Horseshoe crabs constitute a prime example of stasis (no evolutionary change). However for evolutionists there is one major problem with this conclusion. The biology of horseshoe crabs is such that one would expect them to evolve rapidly, if evolution theory were correct. Populations which are generalists (able to tolerate a wide variety of conditions) are the ones which are expected to be able to adapt to changing conditions and to show change over time. The opposite is expected for populations which survive only under a narrow set of conditions. These are the specialists. The latter are expected to be most prone to extinction and least likely to exhibit change. Some generalist populations might unexpectedly lack the genetic variety necessary to enable them to change rapidly. However this is not the case with the horseshoe crab. Biochemical tests (electrophoresis) indicate that horseshoe crabs have very high levels of genetic variability such as one would expect to find in organisms with rapid rates of evolution (Fisher p. 205) and a study of the variation in appearance in various populations of these organisms (Riska 1981) also reveals an unusually high proportion of variation between separated populations rather than within any given local population. Again this phenomenon would be expected in populations capable of rapid change (divergence) – not in populations which show no change worth mentioning.

All the details concerning the horseshoe crab are opposite to the expectations of evolution theory. This is a hardy, tolerant organism which suffers neither from predators nor climatic extremes. They eat almost anything so they should not starve. Within their populations there is also much genetic variability. Such a generalist, genetically diverse taxon should be one of a rich profusion of similar species. Divergence should long have been the order of the day here. But horseshoe crabs remain taxonomically isolated although they are found in deep depths of rock. In that the fossil specimens are so similar to living species, it seems evident that their past ecology would be similar to today. Do they enjoy fancy eyesight today?
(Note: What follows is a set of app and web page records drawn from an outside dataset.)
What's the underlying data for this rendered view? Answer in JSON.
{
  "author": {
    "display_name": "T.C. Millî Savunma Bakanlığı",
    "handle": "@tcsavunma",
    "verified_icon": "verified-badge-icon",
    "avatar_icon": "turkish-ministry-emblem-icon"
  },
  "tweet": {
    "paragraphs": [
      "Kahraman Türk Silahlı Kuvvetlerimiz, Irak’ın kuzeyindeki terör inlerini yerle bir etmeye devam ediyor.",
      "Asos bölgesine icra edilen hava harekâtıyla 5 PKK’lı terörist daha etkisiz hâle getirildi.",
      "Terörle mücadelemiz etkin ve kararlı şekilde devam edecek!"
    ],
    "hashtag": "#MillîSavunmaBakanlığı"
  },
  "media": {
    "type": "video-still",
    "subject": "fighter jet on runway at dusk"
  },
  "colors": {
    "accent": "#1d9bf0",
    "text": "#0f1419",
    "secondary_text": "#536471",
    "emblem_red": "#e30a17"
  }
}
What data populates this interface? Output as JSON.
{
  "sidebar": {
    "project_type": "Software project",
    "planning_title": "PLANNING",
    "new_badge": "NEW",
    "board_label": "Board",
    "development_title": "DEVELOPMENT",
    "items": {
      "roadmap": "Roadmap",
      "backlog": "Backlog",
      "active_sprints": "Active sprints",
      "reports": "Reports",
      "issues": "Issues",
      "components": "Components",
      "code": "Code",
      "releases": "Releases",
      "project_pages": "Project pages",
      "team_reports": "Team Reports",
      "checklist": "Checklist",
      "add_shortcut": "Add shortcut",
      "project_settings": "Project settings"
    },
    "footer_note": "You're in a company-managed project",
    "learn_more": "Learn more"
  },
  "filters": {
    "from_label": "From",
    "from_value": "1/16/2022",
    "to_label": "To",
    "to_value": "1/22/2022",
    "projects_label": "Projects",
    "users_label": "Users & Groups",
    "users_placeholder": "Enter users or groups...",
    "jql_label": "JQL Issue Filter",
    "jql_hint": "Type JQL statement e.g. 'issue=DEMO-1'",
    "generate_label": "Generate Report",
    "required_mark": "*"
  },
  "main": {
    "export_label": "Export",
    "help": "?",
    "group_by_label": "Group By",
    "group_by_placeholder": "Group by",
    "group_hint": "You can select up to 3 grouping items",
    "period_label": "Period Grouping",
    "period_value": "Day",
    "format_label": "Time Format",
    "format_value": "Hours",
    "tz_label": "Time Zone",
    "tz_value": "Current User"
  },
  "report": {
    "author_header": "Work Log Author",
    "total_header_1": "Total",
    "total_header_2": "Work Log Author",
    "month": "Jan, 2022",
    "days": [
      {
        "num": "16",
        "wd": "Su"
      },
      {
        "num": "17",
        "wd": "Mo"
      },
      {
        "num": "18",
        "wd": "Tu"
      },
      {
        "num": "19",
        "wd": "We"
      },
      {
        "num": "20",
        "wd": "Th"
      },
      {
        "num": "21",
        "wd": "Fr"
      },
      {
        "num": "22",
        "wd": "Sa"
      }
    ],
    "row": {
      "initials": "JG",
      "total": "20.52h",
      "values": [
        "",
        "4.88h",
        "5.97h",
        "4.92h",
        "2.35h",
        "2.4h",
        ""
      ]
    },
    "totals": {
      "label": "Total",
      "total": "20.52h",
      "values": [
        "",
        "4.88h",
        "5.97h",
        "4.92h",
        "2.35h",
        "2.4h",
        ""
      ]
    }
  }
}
Then they must have had the same capacity in the past. Evolution theory cannot account for the development of such a complex but peripherally useful system. An oscillating system which varies in sensitivity over the course of a day by a factor of up to one million times would require powerful selection. But this is an all or nothing system so selection would be ineffective anyway. There is no special reason other than intelligent planning why this creature is so gifted. What an interesting example of richness and variety in the creation. What an original method the males employ to find a mate. There is no reason to believe they have ever conducted their courtships in any other way.

Margaret Helder
January 1997

Subscribe to Dialogue